Extract every line below that contains the word "shortcut".

RECORDS FOR THE TASK START

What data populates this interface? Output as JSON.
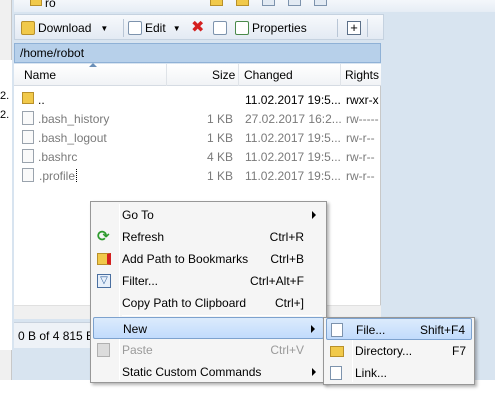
{
  "left_pane": {
    "fragments": [
      "2.",
      "2."
    ]
  },
  "toolbar": {
    "top_label": "ro",
    "download_label": "Download",
    "edit_label": "Edit",
    "properties_label": "Properties"
  },
  "path": "/home/robot",
  "columns": {
    "name": "Name",
    "size": "Size",
    "changed": "Changed",
    "rights": "Rights"
  },
  "files": [
    {
      "name": "..",
      "size": "",
      "changed": "11.02.2017 19:5...",
      "rights": "rwxr-x",
      "icon": "folder-up-icon"
    },
    {
      "name": ".bash_history",
      "size": "1 KB",
      "changed": "27.02.2017 16:2...",
      "rights": "rw-----",
      "icon": "file-icon"
    },
    {
      "name": ".bash_logout",
      "size": "1 KB",
      "changed": "11.02.2017 19:5...",
      "rights": "rw-r--",
      "icon": "file-icon"
    },
    {
      "name": ".bashrc",
      "size": "4 KB",
      "changed": "11.02.2017 19:5...",
      "rights": "rw-r--",
      "icon": "file-icon"
    },
    {
      "name": ".profile",
      "size": "1 KB",
      "changed": "11.02.2017 19:5...",
      "rights": "rw-r--",
      "icon": "file-icon"
    }
  ],
  "status": {
    "text": "0 B of 4 815 B"
  },
  "context_menu": {
    "go_to": {
      "label": "Go To"
    },
    "refresh": {
      "label": "Refresh",
      "shortcut": "Ctrl+R"
    },
    "add_bookmark": {
      "label": "Add Path to Bookmarks",
      "shortcut": "Ctrl+B"
    },
    "filter": {
      "label": "Filter...",
      "shortcut": "Ctrl+Alt+F"
    },
    "copy_path": {
      "label": "Copy Path to Clipboard",
      "shortcut": "Ctrl+]"
    },
    "new": {
      "label": "New"
    },
    "paste": {
      "label": "Paste",
      "shortcut": "Ctrl+V"
    },
    "static_commands": {
      "label": "Static Custom Commands"
    }
  },
  "submenu_new": {
    "file": {
      "label": "File...",
      "shortcut": "Shift+F4"
    },
    "directory": {
      "label": "Directory...",
      "shortcut": "F7"
    },
    "link": {
      "label": "Link..."
    }
  },
  "colors": {
    "accent": "#c1dbfc",
    "path_bar": "#b7d0ea",
    "delete_red": "#d42020",
    "refresh_green": "#2e9b2e"
  }
}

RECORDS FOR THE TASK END

◆ **SOLUTION TO THE PROBLEM**:
      "shortcut": "Ctrl+R"
      "shortcut": "Ctrl+B"
      "shortcut": "Ctrl+Alt+F"
      "shortcut": "Ctrl+]"
      "shortcut": "Ctrl+V"
      "shortcut": "Shift+F4"
      "shortcut": "F7"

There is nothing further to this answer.